Whilst blockchain does face a host of challenges; political, behavioral and structural, not to mention businesses needing to shift away from the traditional monopoly creation mindset, its global market is expected to have a CAGR growth rate of 68.1% between 2019 and 2027. It’s hard to ignore anymore, change is coming and startups know it. Bitcliq is the world’s first fish trading platform using blockchain, Indonesian startup HARA is using blockchain to help small farmers access beneficial data, Provenance is bringing transparency, sustainability and accountability to supply chains and Goin is encouraging millennials to save and invest. Blockchain really is a world of possibilities, and the applications for it are only growing.
People are gaining a more holistic view of their health as more and more research is released on the consequences of lengthy, stressful schedules, toxic work cultures, and neglected office conditions. And to add to this, depression, anxiety and a long list of chronic work-related conditions are on a sharp rise. Companies are now seeing corporate wellness not only as a way to increase productivity, retain talent and boost innovation but as fundamental to being a good employer. Startups such as Spill, who are revolutionizing message-based therapy, picked up £650,000 in seed investment earlier in 2019, and the workplace mental health platform Unmind received £3 million in new funding this year. It’s a market that’s predicted to reach $90.7 billion in 2026, so perhaps now is a good time to get thinking.

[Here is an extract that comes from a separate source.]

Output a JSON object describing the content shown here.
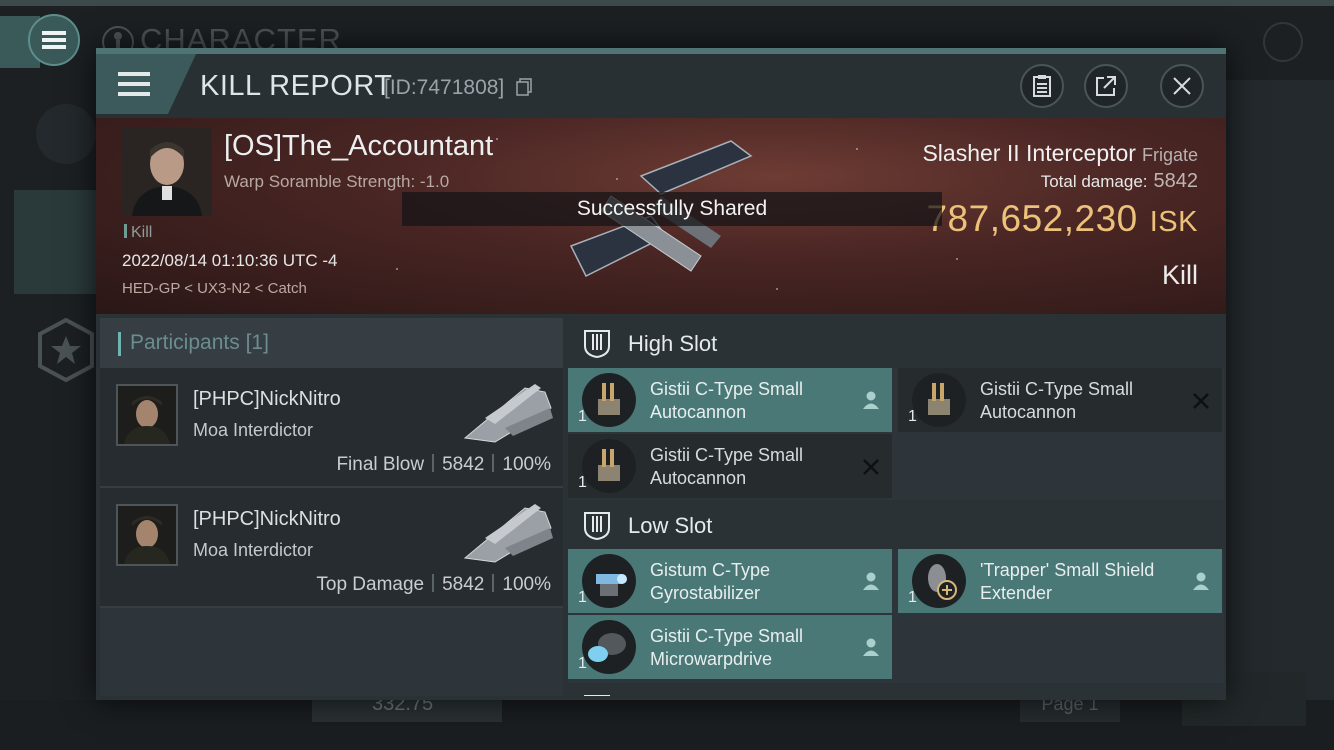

Dubai recently claimed the world’s largest 3D printed building, which is also the world’s first two-story 3D printed building. Admittedly, it’s an industry that has been engulfed in the hype, and alongside a lack of legal premises, it’s not without its risks. But it’s the possibilities of 3D printing that make it remain an enticing space for startups; Haus.me are enabling 3D printed, off-grid homes, MX3D printed a stainless steel bridge across one of Amsterdam’s oldest canals and Desktop Metal (a leader of the industry who since being founded in 2015 have raised $438 million in venture funding) have just created an office-friendly 3D printing machine. Some think 3D printing has had its time, but the move to automation is inevitable, and with it, a reliance on such technologies means it’s hard to imagine a future without more 3D printing.
It’s hard to tell if the label ‘Femtech’ has hindered the market’s growth, but it hasn’t seemed to affect investments in recent years, and Venture Capital investment is rising each year and is set to reach $1.3 billion in 2020. Startups such as smart technology Elvie, sexual wellness app Ferly, or hormone tracking disrupters Inne have seen the potential for health and technology to come together and provide solutions to problems that are faced by many. It might seem niche at first, but in reality, approximately 50% of the world’s population is female; that’s a big space for startups. With the overall market estimated to explode to a value of $50 billion in 2025, Femtech is definitely one to watch.